### [Work required]
Write out the records that follow with every word intact.

### [Provided data]
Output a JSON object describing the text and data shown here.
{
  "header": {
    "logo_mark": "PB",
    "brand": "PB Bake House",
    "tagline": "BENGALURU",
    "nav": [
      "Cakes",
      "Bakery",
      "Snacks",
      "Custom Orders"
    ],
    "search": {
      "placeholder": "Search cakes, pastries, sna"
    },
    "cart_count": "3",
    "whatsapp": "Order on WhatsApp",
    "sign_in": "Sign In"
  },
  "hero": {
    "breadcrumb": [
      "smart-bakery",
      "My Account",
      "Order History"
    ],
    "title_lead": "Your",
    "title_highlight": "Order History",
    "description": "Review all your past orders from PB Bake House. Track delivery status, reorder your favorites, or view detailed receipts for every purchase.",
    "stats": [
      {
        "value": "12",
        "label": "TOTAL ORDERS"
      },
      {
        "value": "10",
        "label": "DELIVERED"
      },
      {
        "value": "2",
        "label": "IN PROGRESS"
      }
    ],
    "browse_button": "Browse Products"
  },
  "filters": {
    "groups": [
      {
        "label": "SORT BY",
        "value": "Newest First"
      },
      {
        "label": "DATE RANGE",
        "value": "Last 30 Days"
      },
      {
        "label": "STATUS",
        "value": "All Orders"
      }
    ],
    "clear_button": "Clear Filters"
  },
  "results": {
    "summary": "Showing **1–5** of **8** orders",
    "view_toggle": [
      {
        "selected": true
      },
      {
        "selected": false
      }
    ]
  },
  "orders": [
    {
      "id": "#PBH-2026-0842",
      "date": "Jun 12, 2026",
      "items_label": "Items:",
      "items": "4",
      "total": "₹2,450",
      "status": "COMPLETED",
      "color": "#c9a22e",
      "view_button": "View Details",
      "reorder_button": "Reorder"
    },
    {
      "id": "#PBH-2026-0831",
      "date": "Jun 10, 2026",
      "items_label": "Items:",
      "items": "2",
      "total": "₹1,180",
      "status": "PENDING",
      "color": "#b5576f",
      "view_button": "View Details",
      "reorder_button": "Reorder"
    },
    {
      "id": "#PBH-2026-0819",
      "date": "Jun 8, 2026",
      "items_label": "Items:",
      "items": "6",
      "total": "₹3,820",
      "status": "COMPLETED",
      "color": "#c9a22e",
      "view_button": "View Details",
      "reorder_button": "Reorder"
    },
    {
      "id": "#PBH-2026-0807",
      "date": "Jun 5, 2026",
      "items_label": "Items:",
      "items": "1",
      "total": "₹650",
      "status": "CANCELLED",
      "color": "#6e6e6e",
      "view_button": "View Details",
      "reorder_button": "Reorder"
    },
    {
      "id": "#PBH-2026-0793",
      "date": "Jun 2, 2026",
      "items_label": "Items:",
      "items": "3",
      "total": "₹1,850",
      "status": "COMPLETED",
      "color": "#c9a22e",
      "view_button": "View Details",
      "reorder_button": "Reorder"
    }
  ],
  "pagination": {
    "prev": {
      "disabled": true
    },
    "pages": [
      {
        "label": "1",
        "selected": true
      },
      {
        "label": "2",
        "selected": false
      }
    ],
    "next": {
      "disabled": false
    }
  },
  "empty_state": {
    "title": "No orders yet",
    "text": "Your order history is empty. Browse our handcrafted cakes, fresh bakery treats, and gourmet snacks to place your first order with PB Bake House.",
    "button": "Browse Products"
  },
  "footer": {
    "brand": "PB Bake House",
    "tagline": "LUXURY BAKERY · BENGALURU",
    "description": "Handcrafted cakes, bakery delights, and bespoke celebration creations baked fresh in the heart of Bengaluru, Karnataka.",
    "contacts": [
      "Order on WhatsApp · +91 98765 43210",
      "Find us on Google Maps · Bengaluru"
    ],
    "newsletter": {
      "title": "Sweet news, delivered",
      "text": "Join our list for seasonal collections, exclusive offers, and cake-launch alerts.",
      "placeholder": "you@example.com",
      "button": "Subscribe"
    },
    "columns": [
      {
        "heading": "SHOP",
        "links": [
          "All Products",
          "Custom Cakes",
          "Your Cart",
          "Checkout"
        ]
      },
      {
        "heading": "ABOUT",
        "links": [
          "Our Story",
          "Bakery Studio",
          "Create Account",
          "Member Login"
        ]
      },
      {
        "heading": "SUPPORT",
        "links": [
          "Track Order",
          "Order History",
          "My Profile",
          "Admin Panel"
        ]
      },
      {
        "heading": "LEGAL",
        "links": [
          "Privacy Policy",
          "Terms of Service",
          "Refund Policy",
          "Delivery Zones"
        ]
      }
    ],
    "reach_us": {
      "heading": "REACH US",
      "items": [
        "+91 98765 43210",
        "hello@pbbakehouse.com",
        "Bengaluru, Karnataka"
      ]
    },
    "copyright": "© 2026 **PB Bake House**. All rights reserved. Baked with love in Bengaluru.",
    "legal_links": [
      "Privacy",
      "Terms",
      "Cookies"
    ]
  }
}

### [Reply to the task]
Output a JSON object describing the text and data shown here.
{
  "header": {
    "logo_mark": "PB",
    "brand": "PB Bake House",
    "tagline": "BENGALURU",
    "nav": [
      "Cakes",
      "Bakery",
      "Snacks",
      "Custom Orders"
    ],
    "search": {
      "placeholder": "Search cakes, pastries, sna"
    },
    "cart_count": "3",
    "whatsapp": "Order on WhatsApp",
    "sign_in": "Sign In"
  },
  "hero": {
    "breadcrumb": [
      "smart-bakery",
      "My Account",
      "Order History"
    ],
    "title_lead": "Your",
    "title_highlight": "Order History",
    "description": "Review all your past orders from PB Bake House. Track delivery status, reorder your favorites, or view detailed receipts for every purchase.",
    "stats": [
      {
        "value": "12",
        "label": "TOTAL ORDERS"
      },
      {
        "value": "10",
        "label": "DELIVERED"
      },
      {
        "value": "2",
        "label": "IN PROGRESS"
      }
    ],
    "browse_button": "Browse Products"
  },
  "filters": {
    "groups": [
      {
        "label": "SORT BY",
        "value": "Newest First"
      },
      {
        "label": "DATE RANGE",
        "value": "Last 30 Days"
      },
      {
        "label": "STATUS",
        "value": "All Orders"
      }
    ],
    "clear_button": "Clear Filters"
  },
  "results": {
    "summary": "Showing **1–5** of **8** orders",
    "view_toggle": [
      {
        "selected": true
      },
      {
        "selected": false
      }
    ]
  },
  "orders": [
    {
      "id": "#PBH-2026-0842",
      "date": "Jun 12, 2026",
      "items_label": "Items:",
      "items": "4",
      "total": "₹2,450",
      "status": "COMPLETED",
      "color": "#c9a22e",
      "view_button": "View Details",
      "reorder_button": "Reorder"
    },
    {
      "id": "#PBH-2026-0831",
      "date": "Jun 10, 2026",
      "items_label": "Items:",
      "items": "2",
      "total": "₹1,180",
      "status": "PENDING",
      "color": "#b5576f",
      "view_button": "View Details",
      "reorder_button": "Reorder"
    },
    {
      "id": "#PBH-2026-0819",
      "date": "Jun 8, 2026",
      "items_label": "Items:",
      "items": "6",
      "total": "₹3,820",
      "status": "COMPLETED",
      "color": "#c9a22e",
      "view_button": "View Details",
      "reorder_button": "Reorder"
    },
    {
      "id": "#PBH-2026-0807",
      "date": "Jun 5, 2026",
      "items_label": "Items:",
      "items": "1",
      "total": "₹650",
      "status": "CANCELLED",
      "color": "#6e6e6e",
      "view_button": "View Details",
      "reorder_button": "Reorder"
    },
    {
      "id": "#PBH-2026-0793",
      "date": "Jun 2, 2026",
      "items_label": "Items:",
      "items": "3",
      "total": "₹1,850",
      "status": "COMPLETED",
      "color": "#c9a22e",
      "view_button": "View Details",
      "reorder_button": "Reorder"
    }
  ],
  "pagination": {
    "prev": {
      "disabled": true
    },
    "pages": [
      {
        "label": "1",
        "selected": true
      },
      {
        "label": "2",
        "selected": false
      }
    ],
    "next": {
      "disabled": false
    }
  },
  "empty_state": {
    "title": "No orders yet",
    "text": "Your order history is empty. Browse our handcrafted cakes, fresh bakery treats, and gourmet snacks to place your first order with PB Bake House.",
    "button": "Browse Products"
  },
  "footer": {
    "brand": "PB Bake House",
    "tagline": "LUXURY BAKERY · BENGALURU",
    "description": "Handcrafted cakes, bakery delights, and bespoke celebration creations baked fresh in the heart of Bengaluru, Karnataka.",
    "contacts": [
      "Order on WhatsApp · +91 98765 43210",
      "Find us on Google Maps · Bengaluru"
    ],
    "newsletter": {
      "title": "Sweet news, delivered",
      "text": "Join our list for seasonal collections, exclusive offers, and cake-launch alerts.",
      "placeholder": "you@example.com",
      "button": "Subscribe"
    },
    "columns": [
      {
        "heading": "SHOP",
        "links": [
          "All Products",
          "Custom Cakes",
          "Your Cart",
          "Checkout"
        ]
      },
      {
        "heading": "ABOUT",
        "links": [
          "Our Story",
          "Bakery Studio",
          "Create Account",
          "Member Login"
        ]
      },
      {
        "heading": "SUPPORT",
        "links": [
          "Track Order",
          "Order History",
          "My Profile",
          "Admin Panel"
        ]
      },
      {
        "heading": "LEGAL",
        "links": [
          "Privacy Policy",
          "Terms of Service",
          "Refund Policy",
          "Delivery Zones"
        ]
      }
    ],
    "reach_us": {
      "heading": "REACH US",
      "items": [
        "+91 98765 43210",
        "hello@pbbakehouse.com",
        "Bengaluru, Karnataka"
      ]
    },
    "copyright": "© 2026 **PB Bake House**. All rights reserved. Baked with love in Bengaluru.",
    "legal_links": [
      "Privacy",
      "Terms",
      "Cookies"
    ]
  }
}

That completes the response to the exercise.